**Record set**
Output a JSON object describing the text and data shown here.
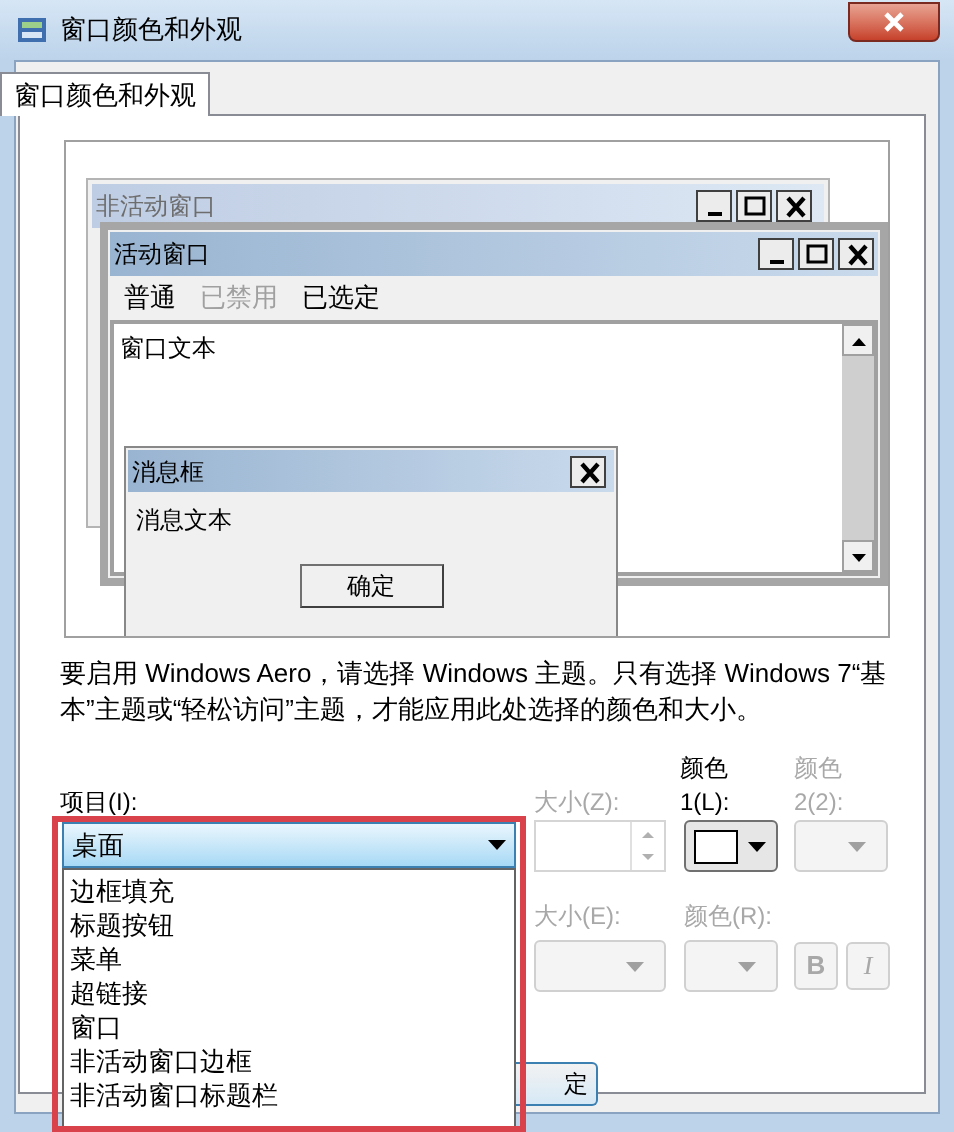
{
  "window": {
    "title": "窗口颜色和外观"
  },
  "tabs": [
    {
      "label": "窗口颜色和外观",
      "selected": true
    }
  ],
  "preview": {
    "inactive_window": {
      "title": "非活动窗口"
    },
    "active_window": {
      "title": "活动窗口",
      "menu": [
        {
          "label": "普通",
          "disabled": false
        },
        {
          "label": "已禁用",
          "disabled": true
        },
        {
          "label": "已选定",
          "disabled": false
        }
      ],
      "text": "窗口文本"
    },
    "message_box": {
      "title": "消息框",
      "text": "消息文本",
      "button": "确定"
    }
  },
  "description": "要启用 Windows Aero，请选择 Windows 主题。只有选择 Windows 7“基本”主题或“轻松访问”主题，才能应用此处选择的颜色和大小。",
  "item": {
    "label": "项目(I):",
    "value": "桌面",
    "expanded": true,
    "options": [
      {
        "label": "边框填充"
      },
      {
        "label": "标题按钮"
      },
      {
        "label": "菜单"
      },
      {
        "label": "超链接"
      },
      {
        "label": "窗口"
      },
      {
        "label": "非活动窗口边框"
      },
      {
        "label": "非活动窗口标题栏"
      }
    ]
  },
  "size1": {
    "label": "大小(Z):",
    "disabled": true
  },
  "color1": {
    "label": "颜色 1(L):",
    "disabled": false
  },
  "color2": {
    "label": "颜色 2(2):",
    "disabled": true
  },
  "size2": {
    "label": "大小(E):",
    "disabled": true
  },
  "font_color": {
    "label": "颜色(R):",
    "disabled": true
  },
  "bold": {
    "label": "B",
    "disabled": true
  },
  "italic": {
    "label": "I",
    "disabled": true
  },
  "ok_button": {
    "label": "定"
  }
}
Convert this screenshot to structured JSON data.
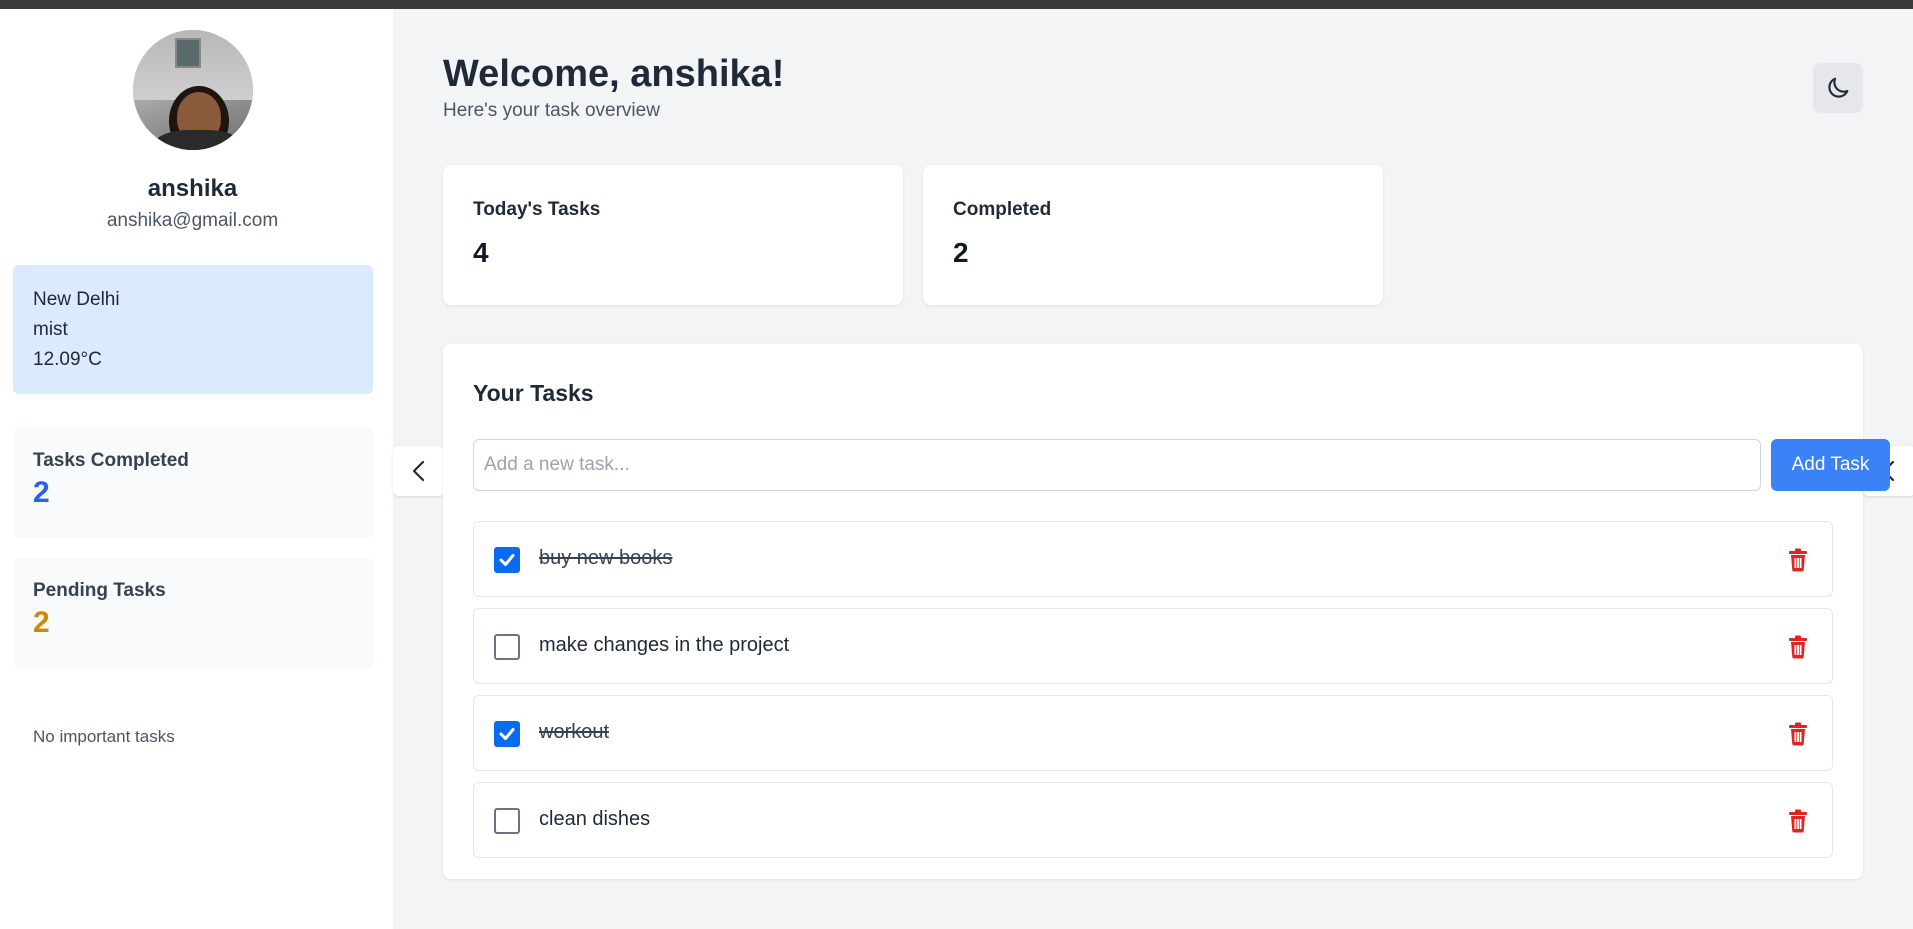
{
  "sidebar": {
    "username": "anshika",
    "email": "anshika@gmail.com",
    "weather": {
      "city": "New Delhi",
      "condition": "mist",
      "temperature": "12.09°C"
    },
    "tasks_completed": {
      "label": "Tasks Completed",
      "value": "2",
      "color": "#2563eb"
    },
    "pending_tasks": {
      "label": "Pending Tasks",
      "value": "2",
      "color": "#ca8a04"
    },
    "important_note": "No important tasks"
  },
  "header": {
    "title": "Welcome, anshika!",
    "subtitle": "Here's your task overview"
  },
  "summary": {
    "today": {
      "label": "Today's Tasks",
      "value": "4"
    },
    "completed": {
      "label": "Completed",
      "value": "2"
    }
  },
  "tasks_panel": {
    "title": "Your Tasks",
    "input_placeholder": "Add a new task...",
    "add_button_label": "Add Task",
    "tasks": [
      {
        "text": "buy new books",
        "done": true
      },
      {
        "text": "make changes in the project",
        "done": false
      },
      {
        "text": "workout",
        "done": true
      },
      {
        "text": "clean dishes",
        "done": false
      }
    ]
  },
  "colors": {
    "accent": "#3b82f6",
    "danger": "#dc2626",
    "weather_bg": "#dbeafe"
  },
  "icons": {
    "theme_toggle": "moon-icon",
    "delete": "trash-icon",
    "collapse": "chevron-left-icon"
  }
}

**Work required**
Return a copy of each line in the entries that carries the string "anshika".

**Response box**
    "username": "anshika",
    "email": "anshika@gmail.com",
    "title": "Welcome, anshika!",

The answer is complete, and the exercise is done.